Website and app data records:
--*--

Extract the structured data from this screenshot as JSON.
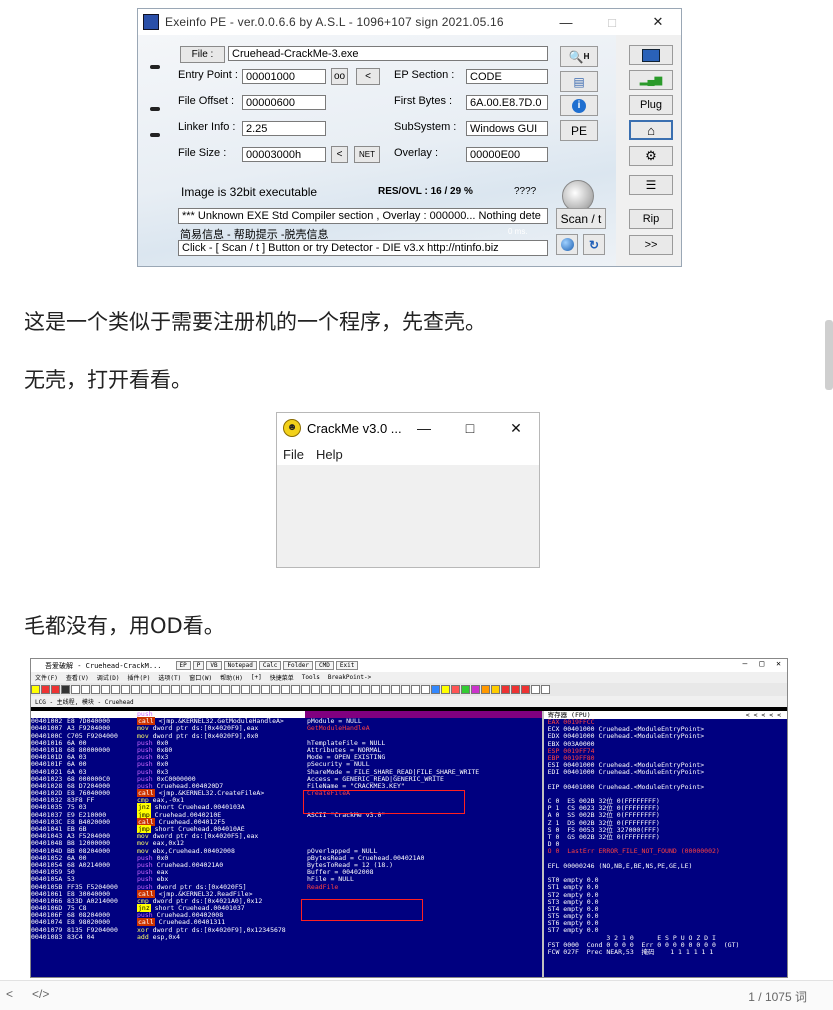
{
  "exeinfo": {
    "title": "Exeinfo PE - ver.0.0.6.6  by A.S.L -  1096+107 sign  2021.05.16",
    "file_button": "File :",
    "file_value": "Cruehead-CrackMe-3.exe",
    "labels": {
      "entry_point": "Entry Point :",
      "ep_section": "EP Section :",
      "file_offset": "File Offset :",
      "first_bytes": "First Bytes :",
      "linker_info": "Linker Info :",
      "subsystem": "SubSystem :",
      "file_size": "File Size :",
      "overlay": "Overlay :"
    },
    "values": {
      "entry_point": "00001000",
      "ep_section": "CODE",
      "file_offset": "00000600",
      "first_bytes": "6A.00.E8.7D.0",
      "linker_info": "2.25",
      "subsystem": "Windows GUI",
      "file_size": "00003000h",
      "overlay": "00000E00"
    },
    "buttons": {
      "oo": "oo",
      "lt": "<",
      "lt2": "<",
      "net": "NET",
      "h": "H",
      "pe": "PE",
      "scan": "Scan / t",
      "plug": "Plug",
      "rip": "Rip",
      "next": ">>"
    },
    "status": {
      "image": "Image is 32bit executable",
      "res_ovl": "RES/OVL : 16 / 29 %",
      "qq": "????",
      "result": "*** Unknown EXE  Std Compiler section  , Overlay : 000000... Nothing dete",
      "hint": "简易信息 - 帮助提示 -脱壳信息",
      "ms": "0 ms.",
      "click": "Click - [ Scan / t ]  Button  or  try Detector - DIE v3.x  http://ntinfo.biz"
    }
  },
  "article": {
    "p1": "这是一个类似于需要注册机的一个程序，先查壳。",
    "p2": "无壳，打开看看。",
    "p3": "毛都没有，用OD看。"
  },
  "crackme": {
    "title": "CrackMe v3.0  ...",
    "menu": [
      "File",
      "Help"
    ]
  },
  "od": {
    "title": "吾爱破解 - Cruehead-CrackM...",
    "tabs": [
      "EP",
      "P",
      "VB",
      "Notepad",
      "Calc",
      "Folder",
      "CMD",
      "Exit"
    ],
    "menu": [
      "文件(F)",
      "查看(V)",
      "调试(D)",
      "插件(P)",
      "选项(T)",
      "窗口(W)",
      "帮助(H)",
      "[+]",
      "快捷菜单",
      "Tools",
      "BreakPoint->"
    ],
    "status": "LCG - 主线程, 模块 - Cruehead",
    "code_rows": [
      {
        "addr": "00401000",
        "hex": "6A 00",
        "op": "push",
        "arg": "0x0",
        "cmt": ""
      },
      {
        "addr": "00401002",
        "hex": "E8 7D040000",
        "op": "call",
        "arg": "<jmp.&KERNEL32.GetModuleHandleA>",
        "cmt": "pModule = NULL"
      },
      {
        "addr": "00401007",
        "hex": "A3 F9204000",
        "op": "mov",
        "arg": "dword ptr ds:[0x4020F9],eax",
        "cmt": "GetModuleHandleA"
      },
      {
        "addr": "0040100C",
        "hex": "C705 F9204000",
        "op": "mov",
        "arg": "dword ptr ds:[0x4020F9],0x0",
        "cmt": ""
      },
      {
        "addr": "00401016",
        "hex": "6A 00",
        "op": "push",
        "arg": "0x0",
        "cmt": "hTemplateFile = NULL"
      },
      {
        "addr": "00401018",
        "hex": "68 80000000",
        "op": "push",
        "arg": "0x80",
        "cmt": "Attributes = NORMAL"
      },
      {
        "addr": "0040101D",
        "hex": "6A 03",
        "op": "push",
        "arg": "0x3",
        "cmt": "Mode = OPEN_EXISTING"
      },
      {
        "addr": "0040101F",
        "hex": "6A 00",
        "op": "push",
        "arg": "0x0",
        "cmt": "pSecurity = NULL"
      },
      {
        "addr": "00401021",
        "hex": "6A 03",
        "op": "push",
        "arg": "0x3",
        "cmt": "ShareMode = FILE_SHARE_READ|FILE_SHARE_WRITE"
      },
      {
        "addr": "00401023",
        "hex": "68 000000C0",
        "op": "push",
        "arg": "0xC0000000",
        "cmt": "Access = GENERIC_READ|GENERIC_WRITE"
      },
      {
        "addr": "00401028",
        "hex": "68 D7204000",
        "op": "push",
        "arg": "Cruehead.004020D7",
        "cmt": "FileName = \"CRACKME3.KEY\""
      },
      {
        "addr": "0040102D",
        "hex": "E8 76040000",
        "op": "call",
        "arg": "<jmp.&KERNEL32.CreateFileA>",
        "cmt": "CreateFileA"
      },
      {
        "addr": "00401032",
        "hex": "83F8 FF",
        "op": "cmp",
        "arg": "eax,-0x1",
        "cmt": ""
      },
      {
        "addr": "00401035",
        "hex": "75 03",
        "op": "jnz",
        "arg": "short Cruehead.0040103A",
        "cmt": ""
      },
      {
        "addr": "00401037",
        "hex": "E9 E210000",
        "op": "jmp",
        "arg": "Cruehead.0040210E",
        "cmt": "ASCII \"CrackMe v3.0\""
      },
      {
        "addr": "0040103C",
        "hex": "E8 B4020000",
        "op": "call",
        "arg": "Cruehead.004012F5",
        "cmt": ""
      },
      {
        "addr": "00401041",
        "hex": "EB 6B",
        "op": "jmp",
        "arg": "short Cruehead.004010AE",
        "cmt": ""
      },
      {
        "addr": "00401043",
        "hex": "A3 F5204000",
        "op": "mov",
        "arg": "dword ptr ds:[0x4020F5],eax",
        "cmt": ""
      },
      {
        "addr": "00401048",
        "hex": "B8 12000000",
        "op": "mov",
        "arg": "eax,0x12",
        "cmt": ""
      },
      {
        "addr": "0040104D",
        "hex": "BB 08204000",
        "op": "mov",
        "arg": "ebx,Cruehead.00402008",
        "cmt": "pOverlapped = NULL"
      },
      {
        "addr": "00401052",
        "hex": "6A 00",
        "op": "push",
        "arg": "0x0",
        "cmt": "pBytesRead = Cruehead.004021A0"
      },
      {
        "addr": "00401054",
        "hex": "68 A0214000",
        "op": "push",
        "arg": "Cruehead.004021A0",
        "cmt": "BytesToRead = 12 (18.)"
      },
      {
        "addr": "00401059",
        "hex": "50",
        "op": "push",
        "arg": "eax",
        "cmt": "Buffer = 00402008"
      },
      {
        "addr": "0040105A",
        "hex": "53",
        "op": "push",
        "arg": "ebx",
        "cmt": "hFile = NULL"
      },
      {
        "addr": "0040105B",
        "hex": "FF35 F5204000",
        "op": "push",
        "arg": "dword ptr ds:[0x4020F5]",
        "cmt": "ReadFile"
      },
      {
        "addr": "00401061",
        "hex": "E8 30040000",
        "op": "call",
        "arg": "<jmp.&KERNEL32.ReadFile>",
        "cmt": ""
      },
      {
        "addr": "00401066",
        "hex": "833D A0214000",
        "op": "cmp",
        "arg": "dword ptr ds:[0x4021A0],0x12",
        "cmt": ""
      },
      {
        "addr": "0040106D",
        "hex": "75 C8",
        "op": "jnz",
        "arg": "short Cruehead.00401037",
        "cmt": ""
      },
      {
        "addr": "0040106F",
        "hex": "68 08204000",
        "op": "push",
        "arg": "Cruehead.00402008",
        "cmt": ""
      },
      {
        "addr": "00401074",
        "hex": "E8 98020000",
        "op": "call",
        "arg": "Cruehead.00401311",
        "cmt": ""
      },
      {
        "addr": "00401079",
        "hex": "8135 F9204000",
        "op": "xor",
        "arg": "dword ptr ds:[0x4020F9],0x12345678",
        "cmt": ""
      },
      {
        "addr": "00401083",
        "hex": "83C4 04",
        "op": "add",
        "arg": "esp,0x4",
        "cmt": ""
      }
    ],
    "regs_title": "寄存器 (FPU)",
    "reg_rows": [
      "EAX 0019FFCC",
      "ECX 00401000 Cruehead.<ModuleEntryPoint>",
      "EDX 00401000 Cruehead.<ModuleEntryPoint>",
      "EBX 003A0000",
      "ESP 0019FF74",
      "EBP 0019FF80",
      "ESI 00401000 Cruehead.<ModuleEntryPoint>",
      "EDI 00401000 Cruehead.<ModuleEntryPoint>",
      "",
      "EIP 00401000 Cruehead.<ModuleEntryPoint>",
      "",
      "C 0  ES 002B 32位 0(FFFFFFFF)",
      "P 1  CS 0023 32位 0(FFFFFFFF)",
      "A 0  SS 002B 32位 0(FFFFFFFF)",
      "Z 1  DS 002B 32位 0(FFFFFFFF)",
      "S 0  FS 0053 32位 327000(FFF)",
      "T 0  GS 002B 32位 0(FFFFFFFF)",
      "D 0",
      "O 0  LastErr ERROR_FILE_NOT_FOUND (00000002)",
      "",
      "EFL 00000246 (NO,NB,E,BE,NS,PE,GE,LE)",
      "",
      "ST0 empty 0.0",
      "ST1 empty 0.0",
      "ST2 empty 0.0",
      "ST3 empty 0.0",
      "ST4 empty 0.0",
      "ST5 empty 0.0",
      "ST6 empty 0.0",
      "ST7 empty 0.0",
      "               3 2 1 0      E S P U O Z D I",
      "FST 0000  Cond 0 0 0 0  Err 0 0 0 0 0 0 0 0  (GT)",
      "FCW 027F  Prec NEAR,53  掩码    1 1 1 1 1 1"
    ]
  },
  "bottom": {
    "left_icon": "<",
    "code_icon": "</>",
    "word_count": "1 / 1075 词"
  },
  "colors": {
    "od_code_bg": "#000080",
    "call_bg": "#cc3300",
    "red_box": "#ff2020"
  }
}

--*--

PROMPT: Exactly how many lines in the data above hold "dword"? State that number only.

ANSWER SECTION: 6